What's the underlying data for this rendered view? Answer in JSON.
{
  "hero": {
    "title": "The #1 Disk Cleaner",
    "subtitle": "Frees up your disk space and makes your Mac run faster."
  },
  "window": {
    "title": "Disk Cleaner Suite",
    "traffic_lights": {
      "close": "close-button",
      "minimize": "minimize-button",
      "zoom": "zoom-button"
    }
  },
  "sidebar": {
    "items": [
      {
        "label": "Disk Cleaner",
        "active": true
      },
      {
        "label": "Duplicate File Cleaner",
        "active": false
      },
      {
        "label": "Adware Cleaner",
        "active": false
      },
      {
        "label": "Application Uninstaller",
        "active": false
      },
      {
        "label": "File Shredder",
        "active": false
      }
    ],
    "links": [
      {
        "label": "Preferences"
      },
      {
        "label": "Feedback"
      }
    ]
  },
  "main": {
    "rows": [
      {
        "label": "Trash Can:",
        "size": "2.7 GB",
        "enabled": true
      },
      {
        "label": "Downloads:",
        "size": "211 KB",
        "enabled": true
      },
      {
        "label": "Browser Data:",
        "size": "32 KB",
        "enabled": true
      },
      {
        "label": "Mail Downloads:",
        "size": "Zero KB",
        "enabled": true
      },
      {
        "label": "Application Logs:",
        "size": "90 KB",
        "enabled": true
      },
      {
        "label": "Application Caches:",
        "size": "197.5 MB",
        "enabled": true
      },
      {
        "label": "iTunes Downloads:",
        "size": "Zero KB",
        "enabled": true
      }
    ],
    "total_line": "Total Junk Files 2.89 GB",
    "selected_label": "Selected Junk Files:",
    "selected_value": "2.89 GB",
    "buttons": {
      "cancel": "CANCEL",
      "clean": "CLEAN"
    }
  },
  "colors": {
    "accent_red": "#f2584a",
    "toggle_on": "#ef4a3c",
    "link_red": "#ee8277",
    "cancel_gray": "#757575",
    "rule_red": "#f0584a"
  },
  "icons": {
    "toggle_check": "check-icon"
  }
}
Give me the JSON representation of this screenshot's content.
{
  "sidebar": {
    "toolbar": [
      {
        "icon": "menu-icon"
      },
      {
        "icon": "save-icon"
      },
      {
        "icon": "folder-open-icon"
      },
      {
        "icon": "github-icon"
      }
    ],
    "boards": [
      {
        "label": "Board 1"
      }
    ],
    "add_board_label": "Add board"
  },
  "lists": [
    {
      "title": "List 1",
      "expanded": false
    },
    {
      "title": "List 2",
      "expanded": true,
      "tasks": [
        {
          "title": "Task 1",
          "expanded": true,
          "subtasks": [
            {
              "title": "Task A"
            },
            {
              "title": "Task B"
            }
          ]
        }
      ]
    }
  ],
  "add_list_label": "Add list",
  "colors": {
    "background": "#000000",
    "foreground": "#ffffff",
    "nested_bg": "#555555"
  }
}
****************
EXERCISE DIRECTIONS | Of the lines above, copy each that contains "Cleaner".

SOLUTION TO THIS EXERCISE |
    "title": "The #1 Disk Cleaner",
    "title": "Disk Cleaner Suite",
        "label": "Disk Cleaner",
        "label": "Duplicate File Cleaner",
        "label": "Adware Cleaner",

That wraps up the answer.